## What is being asked
An exact copy of the records is required, minus the pictures they hold.

** Input for this task follows **

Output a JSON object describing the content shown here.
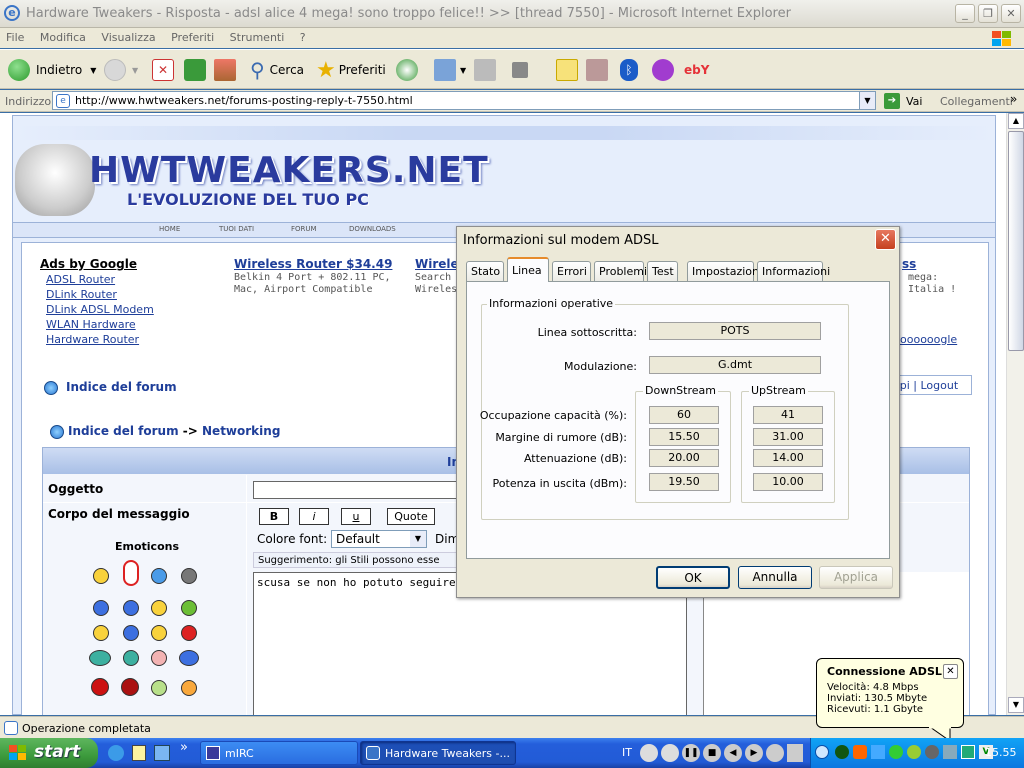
{
  "window": {
    "title": "Hardware Tweakers - Risposta - adsl alice 4 mega! sono troppo felice!! >> [thread 7550] - Microsoft Internet Explorer",
    "menu": [
      "File",
      "Modifica",
      "Visualizza",
      "Preferiti",
      "Strumenti",
      "?"
    ]
  },
  "toolbar": {
    "back": "Indietro",
    "search": "Cerca",
    "favorites": "Preferiti"
  },
  "address": {
    "label": "Indirizzo",
    "url": "http://www.hwtweakers.net/forums-posting-reply-t-7550.html",
    "go": "Vai",
    "links": "Collegamenti"
  },
  "site": {
    "logo_main": "HWTWEAKERS.NET",
    "logo_sub": "L'EVOLUZIONE DEL TUO PC",
    "nav": [
      "HOME",
      "TUOI DATI",
      "FORUM",
      "DOWNLOADS"
    ],
    "ads_title": "Ads by Google",
    "ads": [
      "ADSL Router",
      "DLink Router",
      "DLink ADSL Modem",
      "WLAN Hardware",
      "Hardware Router"
    ],
    "ad1_title": "Wireless Router $34.49",
    "ad1_text1": "Belkin 4 Port + 802.11 PC,",
    "ad1_text2": "Mac, Airport Compatible",
    "ad2_title": "Wirele",
    "ad2_text1": "Search",
    "ad2_text2": "Wireles",
    "ad3_title": "ss",
    "ad3_text1": "mega:",
    "ad3_text2": "Italia !",
    "ooogle": "oooooogle",
    "forum_index": "Indice del forum",
    "breadcrumb_sep": "->",
    "breadcrumb_cat": "Networking",
    "user_links": "opi | Logout",
    "subject_label": "Oggetto",
    "body_label": "Corpo del messaggio",
    "emoticons_label": "Emoticons",
    "fmt_b": "B",
    "fmt_i": "i",
    "fmt_u": "u",
    "fmt_quote": "Quote",
    "font_color_label": "Colore font:",
    "font_color_value": "Default",
    "dim_label": "Dim",
    "tip": "Suggerimento: gli Stili possono esse",
    "message_text": "scusa se non ho potuto seguire il fo",
    "header_fragment": "In"
  },
  "dialog": {
    "title": "Informazioni sul modem ADSL",
    "tabs": [
      "Stato",
      "Linea",
      "Errori",
      "Problemi",
      "Test",
      "Impostazioni",
      "Informazioni"
    ],
    "active_tab": "Linea",
    "group_title": "Informazioni operative",
    "line_label": "Linea sottoscritta:",
    "line_value": "POTS",
    "mod_label": "Modulazione:",
    "mod_value": "G.dmt",
    "down_title": "DownStream",
    "up_title": "UpStream",
    "rows": [
      {
        "label": "Occupazione capacità (%):",
        "down": "60",
        "up": "41"
      },
      {
        "label": "Margine di rumore (dB):",
        "down": "15.50",
        "up": "31.00"
      },
      {
        "label": "Attenuazione (dB):",
        "down": "20.00",
        "up": "14.00"
      },
      {
        "label": "Potenza in uscita (dBm):",
        "down": "19.50",
        "up": "10.00"
      }
    ],
    "ok": "OK",
    "cancel": "Annulla",
    "apply": "Applica"
  },
  "balloon": {
    "title": "Connessione ADSL",
    "speed": "Velocità: 4.8 Mbps",
    "sent": "Inviati: 130.5 Mbyte",
    "received": "Ricevuti: 1.1 Gbyte"
  },
  "status": {
    "text": "Operazione completata"
  },
  "taskbar": {
    "start": "start",
    "task1": "mIRC",
    "task2": "Hardware Tweakers -...",
    "lang": "IT",
    "clock": "15.55"
  }
}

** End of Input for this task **

## Exercise response
Output a JSON object describing the content shown here.
{
  "window": {
    "title": "Hardware Tweakers - Risposta - adsl alice 4 mega! sono troppo felice!! >> [thread 7550] - Microsoft Internet Explorer",
    "menu": [
      "File",
      "Modifica",
      "Visualizza",
      "Preferiti",
      "Strumenti",
      "?"
    ]
  },
  "toolbar": {
    "back": "Indietro",
    "search": "Cerca",
    "favorites": "Preferiti"
  },
  "address": {
    "label": "Indirizzo",
    "url": "http://www.hwtweakers.net/forums-posting-reply-t-7550.html",
    "go": "Vai",
    "links": "Collegamenti"
  },
  "site": {
    "logo_main": "HWTWEAKERS.NET",
    "logo_sub": "L'EVOLUZIONE DEL TUO PC",
    "nav": [
      "HOME",
      "TUOI DATI",
      "FORUM",
      "DOWNLOADS"
    ],
    "ads_title": "Ads by Google",
    "ads": [
      "ADSL Router",
      "DLink Router",
      "DLink ADSL Modem",
      "WLAN Hardware",
      "Hardware Router"
    ],
    "ad1_title": "Wireless Router $34.49",
    "ad1_text1": "Belkin 4 Port + 802.11 PC,",
    "ad1_text2": "Mac, Airport Compatible",
    "ad2_title": "Wirele",
    "ad2_text1": "Search",
    "ad2_text2": "Wireles",
    "ad3_title": "ss",
    "ad3_text1": "mega:",
    "ad3_text2": "Italia !",
    "ooogle": "oooooogle",
    "forum_index": "Indice del forum",
    "breadcrumb_sep": "->",
    "breadcrumb_cat": "Networking",
    "user_links": "opi | Logout",
    "subject_label": "Oggetto",
    "body_label": "Corpo del messaggio",
    "emoticons_label": "Emoticons",
    "fmt_b": "B",
    "fmt_i": "i",
    "fmt_u": "u",
    "fmt_quote": "Quote",
    "font_color_label": "Colore font:",
    "font_color_value": "Default",
    "dim_label": "Dim",
    "tip": "Suggerimento: gli Stili possono esse",
    "message_text": "scusa se non ho potuto seguire il fo",
    "header_fragment": "In"
  },
  "dialog": {
    "title": "Informazioni sul modem ADSL",
    "tabs": [
      "Stato",
      "Linea",
      "Errori",
      "Problemi",
      "Test",
      "Impostazioni",
      "Informazioni"
    ],
    "active_tab": "Linea",
    "group_title": "Informazioni operative",
    "line_label": "Linea sottoscritta:",
    "line_value": "POTS",
    "mod_label": "Modulazione:",
    "mod_value": "G.dmt",
    "down_title": "DownStream",
    "up_title": "UpStream",
    "rows": [
      {
        "label": "Occupazione capacità (%):",
        "down": "60",
        "up": "41"
      },
      {
        "label": "Margine di rumore (dB):",
        "down": "15.50",
        "up": "31.00"
      },
      {
        "label": "Attenuazione (dB):",
        "down": "20.00",
        "up": "14.00"
      },
      {
        "label": "Potenza in uscita (dBm):",
        "down": "19.50",
        "up": "10.00"
      }
    ],
    "ok": "OK",
    "cancel": "Annulla",
    "apply": "Applica"
  },
  "balloon": {
    "title": "Connessione ADSL",
    "speed": "Velocità: 4.8 Mbps",
    "sent": "Inviati: 130.5 Mbyte",
    "received": "Ricevuti: 1.1 Gbyte"
  },
  "status": {
    "text": "Operazione completata"
  },
  "taskbar": {
    "start": "start",
    "task1": "mIRC",
    "task2": "Hardware Tweakers -...",
    "lang": "IT",
    "clock": "15.55"
  }
}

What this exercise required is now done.